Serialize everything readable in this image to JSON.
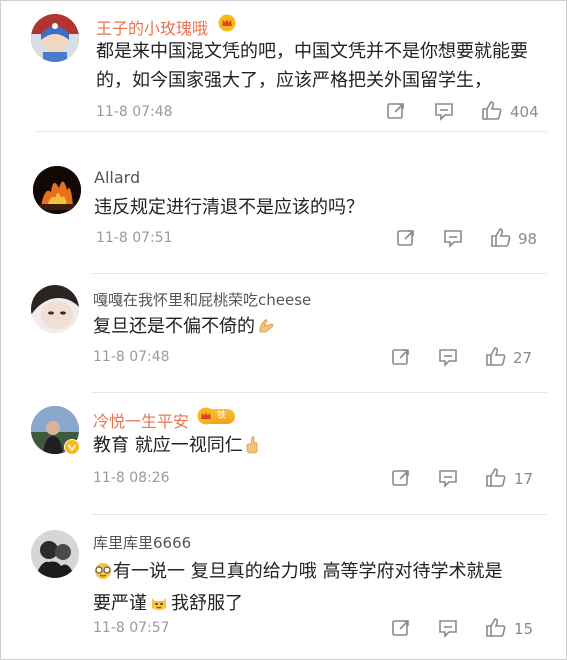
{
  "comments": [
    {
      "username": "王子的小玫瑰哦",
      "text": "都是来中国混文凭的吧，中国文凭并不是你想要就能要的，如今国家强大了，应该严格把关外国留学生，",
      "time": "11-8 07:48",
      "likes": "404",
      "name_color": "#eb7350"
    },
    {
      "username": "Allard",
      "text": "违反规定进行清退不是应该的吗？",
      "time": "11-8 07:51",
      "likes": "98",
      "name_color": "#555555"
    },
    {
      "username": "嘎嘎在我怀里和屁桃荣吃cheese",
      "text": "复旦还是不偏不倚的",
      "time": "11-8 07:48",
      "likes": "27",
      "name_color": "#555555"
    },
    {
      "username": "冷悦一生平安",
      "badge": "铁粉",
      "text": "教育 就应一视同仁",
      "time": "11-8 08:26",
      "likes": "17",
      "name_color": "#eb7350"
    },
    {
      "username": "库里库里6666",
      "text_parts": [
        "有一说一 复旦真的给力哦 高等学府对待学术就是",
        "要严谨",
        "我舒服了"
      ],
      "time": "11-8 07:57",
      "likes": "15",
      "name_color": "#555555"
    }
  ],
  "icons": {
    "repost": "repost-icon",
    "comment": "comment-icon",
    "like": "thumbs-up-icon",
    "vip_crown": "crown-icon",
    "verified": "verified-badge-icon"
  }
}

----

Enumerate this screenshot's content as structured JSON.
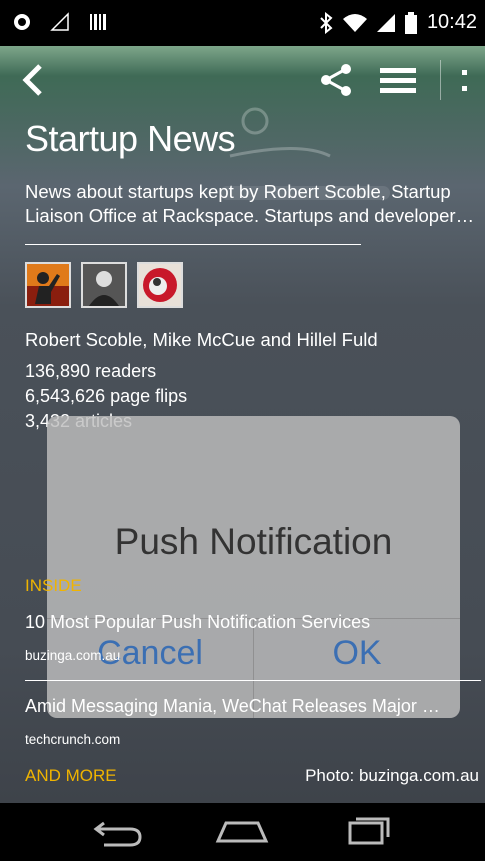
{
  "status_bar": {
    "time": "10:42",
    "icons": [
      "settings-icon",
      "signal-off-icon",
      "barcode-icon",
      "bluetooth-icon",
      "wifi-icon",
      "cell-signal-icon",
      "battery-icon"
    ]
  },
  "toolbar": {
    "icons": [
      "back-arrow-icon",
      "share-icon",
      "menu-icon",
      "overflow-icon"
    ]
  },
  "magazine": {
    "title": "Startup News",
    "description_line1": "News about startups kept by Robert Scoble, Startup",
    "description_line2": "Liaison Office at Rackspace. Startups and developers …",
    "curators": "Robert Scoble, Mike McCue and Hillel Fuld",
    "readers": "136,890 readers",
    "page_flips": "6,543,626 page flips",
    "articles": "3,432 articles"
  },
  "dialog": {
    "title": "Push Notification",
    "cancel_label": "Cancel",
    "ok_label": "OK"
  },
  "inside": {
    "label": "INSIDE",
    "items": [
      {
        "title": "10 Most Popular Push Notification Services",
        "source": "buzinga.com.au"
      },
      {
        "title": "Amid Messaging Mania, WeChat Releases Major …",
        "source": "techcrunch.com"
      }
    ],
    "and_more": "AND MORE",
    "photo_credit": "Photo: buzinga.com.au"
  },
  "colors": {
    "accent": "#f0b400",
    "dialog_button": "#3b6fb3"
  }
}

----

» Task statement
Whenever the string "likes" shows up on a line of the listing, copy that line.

» Response
      "likes": "404",
      "likes": "98",
      "likes": "27",
      "likes": "17",
      "likes": "15",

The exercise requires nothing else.